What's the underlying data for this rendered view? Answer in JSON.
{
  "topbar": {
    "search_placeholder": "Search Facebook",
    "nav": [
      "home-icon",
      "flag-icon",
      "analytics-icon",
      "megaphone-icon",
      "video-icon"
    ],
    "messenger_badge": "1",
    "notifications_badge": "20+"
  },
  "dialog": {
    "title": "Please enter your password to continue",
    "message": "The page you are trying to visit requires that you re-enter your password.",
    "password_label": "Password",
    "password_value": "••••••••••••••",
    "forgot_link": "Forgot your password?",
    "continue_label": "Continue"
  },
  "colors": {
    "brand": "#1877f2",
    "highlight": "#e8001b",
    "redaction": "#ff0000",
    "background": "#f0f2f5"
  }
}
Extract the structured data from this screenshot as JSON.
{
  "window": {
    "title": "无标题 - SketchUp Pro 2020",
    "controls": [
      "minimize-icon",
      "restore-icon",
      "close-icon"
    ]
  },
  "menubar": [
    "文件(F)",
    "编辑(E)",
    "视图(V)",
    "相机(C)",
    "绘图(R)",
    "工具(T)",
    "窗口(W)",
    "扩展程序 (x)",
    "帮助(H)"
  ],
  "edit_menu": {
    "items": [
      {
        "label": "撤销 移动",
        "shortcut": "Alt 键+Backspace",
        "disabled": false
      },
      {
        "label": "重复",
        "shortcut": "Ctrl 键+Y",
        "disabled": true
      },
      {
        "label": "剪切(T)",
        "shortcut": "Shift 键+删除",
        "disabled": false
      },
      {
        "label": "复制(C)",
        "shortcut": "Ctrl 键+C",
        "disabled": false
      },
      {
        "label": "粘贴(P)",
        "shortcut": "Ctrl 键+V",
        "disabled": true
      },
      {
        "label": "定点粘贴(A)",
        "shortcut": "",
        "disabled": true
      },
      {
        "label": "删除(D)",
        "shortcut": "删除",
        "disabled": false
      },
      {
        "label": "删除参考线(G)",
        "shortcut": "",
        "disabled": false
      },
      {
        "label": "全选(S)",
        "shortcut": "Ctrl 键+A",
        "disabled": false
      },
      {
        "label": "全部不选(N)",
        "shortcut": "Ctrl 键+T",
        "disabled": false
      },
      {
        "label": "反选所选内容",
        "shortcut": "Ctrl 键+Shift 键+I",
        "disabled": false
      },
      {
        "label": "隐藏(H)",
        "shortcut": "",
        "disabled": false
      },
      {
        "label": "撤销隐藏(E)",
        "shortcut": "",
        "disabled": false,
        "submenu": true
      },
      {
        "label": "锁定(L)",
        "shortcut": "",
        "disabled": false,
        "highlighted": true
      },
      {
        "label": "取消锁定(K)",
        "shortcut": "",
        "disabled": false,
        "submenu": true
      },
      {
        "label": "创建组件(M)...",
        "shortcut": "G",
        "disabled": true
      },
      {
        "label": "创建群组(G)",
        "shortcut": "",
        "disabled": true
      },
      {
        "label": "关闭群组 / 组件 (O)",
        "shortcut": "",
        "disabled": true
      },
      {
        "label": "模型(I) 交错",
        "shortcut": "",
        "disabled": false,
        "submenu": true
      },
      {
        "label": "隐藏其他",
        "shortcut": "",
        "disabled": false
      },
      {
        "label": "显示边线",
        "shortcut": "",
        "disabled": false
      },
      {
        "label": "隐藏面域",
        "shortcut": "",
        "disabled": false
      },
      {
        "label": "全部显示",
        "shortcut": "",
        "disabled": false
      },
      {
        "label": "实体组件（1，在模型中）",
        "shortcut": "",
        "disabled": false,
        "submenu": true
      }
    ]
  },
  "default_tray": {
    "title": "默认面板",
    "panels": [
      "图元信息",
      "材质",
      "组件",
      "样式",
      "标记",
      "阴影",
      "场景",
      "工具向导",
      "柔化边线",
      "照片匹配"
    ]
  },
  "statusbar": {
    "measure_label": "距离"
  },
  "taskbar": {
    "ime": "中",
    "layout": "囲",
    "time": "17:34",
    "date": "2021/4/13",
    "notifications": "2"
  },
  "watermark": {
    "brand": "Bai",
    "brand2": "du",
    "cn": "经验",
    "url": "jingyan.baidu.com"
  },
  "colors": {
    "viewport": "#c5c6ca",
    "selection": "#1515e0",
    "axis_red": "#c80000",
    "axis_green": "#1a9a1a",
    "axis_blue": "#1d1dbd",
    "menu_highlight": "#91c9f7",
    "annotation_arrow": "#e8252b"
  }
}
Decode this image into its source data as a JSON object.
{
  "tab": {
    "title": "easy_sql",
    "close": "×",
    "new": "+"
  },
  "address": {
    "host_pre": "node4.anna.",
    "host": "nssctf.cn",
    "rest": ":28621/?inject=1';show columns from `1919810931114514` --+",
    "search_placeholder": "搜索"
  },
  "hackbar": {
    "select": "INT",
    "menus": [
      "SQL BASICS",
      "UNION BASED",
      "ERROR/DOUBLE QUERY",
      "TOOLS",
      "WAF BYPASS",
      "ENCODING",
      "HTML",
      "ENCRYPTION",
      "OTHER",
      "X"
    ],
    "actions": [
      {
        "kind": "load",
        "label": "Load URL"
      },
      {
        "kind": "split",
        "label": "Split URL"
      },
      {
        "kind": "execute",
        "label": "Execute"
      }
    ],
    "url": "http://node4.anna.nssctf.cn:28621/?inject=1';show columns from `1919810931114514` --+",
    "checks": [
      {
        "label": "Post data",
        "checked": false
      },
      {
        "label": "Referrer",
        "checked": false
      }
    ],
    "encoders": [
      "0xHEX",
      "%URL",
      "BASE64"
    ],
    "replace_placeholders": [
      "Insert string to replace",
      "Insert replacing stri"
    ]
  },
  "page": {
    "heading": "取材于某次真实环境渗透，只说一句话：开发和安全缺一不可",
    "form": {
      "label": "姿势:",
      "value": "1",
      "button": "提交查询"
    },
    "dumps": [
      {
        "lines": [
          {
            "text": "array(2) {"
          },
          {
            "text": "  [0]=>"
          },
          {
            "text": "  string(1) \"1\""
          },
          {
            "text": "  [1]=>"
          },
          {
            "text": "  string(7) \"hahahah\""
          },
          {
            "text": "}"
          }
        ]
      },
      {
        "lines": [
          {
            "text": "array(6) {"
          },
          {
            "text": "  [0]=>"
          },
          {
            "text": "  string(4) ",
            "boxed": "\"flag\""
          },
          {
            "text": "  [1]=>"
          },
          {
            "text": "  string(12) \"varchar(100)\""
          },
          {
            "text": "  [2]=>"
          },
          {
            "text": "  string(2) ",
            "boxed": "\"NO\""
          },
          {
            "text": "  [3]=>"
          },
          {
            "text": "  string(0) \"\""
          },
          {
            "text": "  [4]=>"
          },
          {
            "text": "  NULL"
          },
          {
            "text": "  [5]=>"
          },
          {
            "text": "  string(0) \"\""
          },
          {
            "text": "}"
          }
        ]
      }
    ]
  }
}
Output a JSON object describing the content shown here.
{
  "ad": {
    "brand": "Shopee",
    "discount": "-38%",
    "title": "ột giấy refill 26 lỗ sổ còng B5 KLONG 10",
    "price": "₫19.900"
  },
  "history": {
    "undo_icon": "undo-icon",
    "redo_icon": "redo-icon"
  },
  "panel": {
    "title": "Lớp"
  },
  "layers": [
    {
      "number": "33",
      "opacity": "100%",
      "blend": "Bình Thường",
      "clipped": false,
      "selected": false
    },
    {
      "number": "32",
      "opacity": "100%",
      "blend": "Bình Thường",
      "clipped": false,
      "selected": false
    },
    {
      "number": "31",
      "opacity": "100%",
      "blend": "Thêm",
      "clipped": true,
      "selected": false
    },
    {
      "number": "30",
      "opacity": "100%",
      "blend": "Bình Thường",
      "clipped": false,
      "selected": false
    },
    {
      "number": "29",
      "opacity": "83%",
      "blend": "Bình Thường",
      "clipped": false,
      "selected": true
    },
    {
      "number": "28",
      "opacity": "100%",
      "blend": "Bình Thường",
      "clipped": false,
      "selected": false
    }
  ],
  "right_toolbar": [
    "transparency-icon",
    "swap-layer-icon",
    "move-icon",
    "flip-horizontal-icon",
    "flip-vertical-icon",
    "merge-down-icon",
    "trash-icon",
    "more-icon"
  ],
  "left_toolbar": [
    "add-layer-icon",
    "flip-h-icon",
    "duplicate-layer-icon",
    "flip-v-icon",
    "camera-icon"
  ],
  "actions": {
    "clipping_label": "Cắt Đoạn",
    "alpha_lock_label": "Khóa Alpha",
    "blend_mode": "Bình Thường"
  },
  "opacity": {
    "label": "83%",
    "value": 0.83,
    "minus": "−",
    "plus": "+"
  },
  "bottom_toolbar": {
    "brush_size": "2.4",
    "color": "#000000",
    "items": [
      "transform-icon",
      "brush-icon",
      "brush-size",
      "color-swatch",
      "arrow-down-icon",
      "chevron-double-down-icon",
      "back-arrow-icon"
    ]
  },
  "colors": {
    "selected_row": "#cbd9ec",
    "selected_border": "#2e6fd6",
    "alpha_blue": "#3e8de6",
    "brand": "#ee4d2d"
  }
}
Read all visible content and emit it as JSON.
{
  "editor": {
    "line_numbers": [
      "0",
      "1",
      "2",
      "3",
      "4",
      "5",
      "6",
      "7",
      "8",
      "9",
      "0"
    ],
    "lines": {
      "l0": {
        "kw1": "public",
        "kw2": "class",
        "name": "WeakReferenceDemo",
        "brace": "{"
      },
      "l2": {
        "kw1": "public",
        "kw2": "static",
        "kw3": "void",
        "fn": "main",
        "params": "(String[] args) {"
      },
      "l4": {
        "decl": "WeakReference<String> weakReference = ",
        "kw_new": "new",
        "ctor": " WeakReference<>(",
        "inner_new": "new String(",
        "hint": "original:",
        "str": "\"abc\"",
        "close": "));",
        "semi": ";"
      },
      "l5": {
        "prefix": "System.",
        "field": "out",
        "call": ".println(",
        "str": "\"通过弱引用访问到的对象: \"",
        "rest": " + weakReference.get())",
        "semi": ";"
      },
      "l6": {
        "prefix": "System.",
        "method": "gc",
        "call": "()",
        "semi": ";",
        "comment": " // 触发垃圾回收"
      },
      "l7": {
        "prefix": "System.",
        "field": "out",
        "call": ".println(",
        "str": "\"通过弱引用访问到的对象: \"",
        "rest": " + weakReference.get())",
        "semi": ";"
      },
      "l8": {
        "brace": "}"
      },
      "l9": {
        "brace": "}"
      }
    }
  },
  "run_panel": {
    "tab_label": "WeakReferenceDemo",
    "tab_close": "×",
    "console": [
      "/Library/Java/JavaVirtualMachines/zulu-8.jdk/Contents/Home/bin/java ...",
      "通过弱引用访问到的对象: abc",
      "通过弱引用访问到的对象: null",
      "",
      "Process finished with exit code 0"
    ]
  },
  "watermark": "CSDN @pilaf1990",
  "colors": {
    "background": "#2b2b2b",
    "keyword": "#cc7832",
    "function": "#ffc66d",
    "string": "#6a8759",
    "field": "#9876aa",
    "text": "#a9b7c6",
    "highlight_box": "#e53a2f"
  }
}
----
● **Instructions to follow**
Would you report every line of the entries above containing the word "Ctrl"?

● **Exercise solution**
        "shortcut": "Ctrl 键+Y",
        "shortcut": "Ctrl 键+C",
        "shortcut": "Ctrl 键+V",
        "shortcut": "Ctrl 键+A",
        "shortcut": "Ctrl 键+T",
        "shortcut": "Ctrl 键+Shift 键+I",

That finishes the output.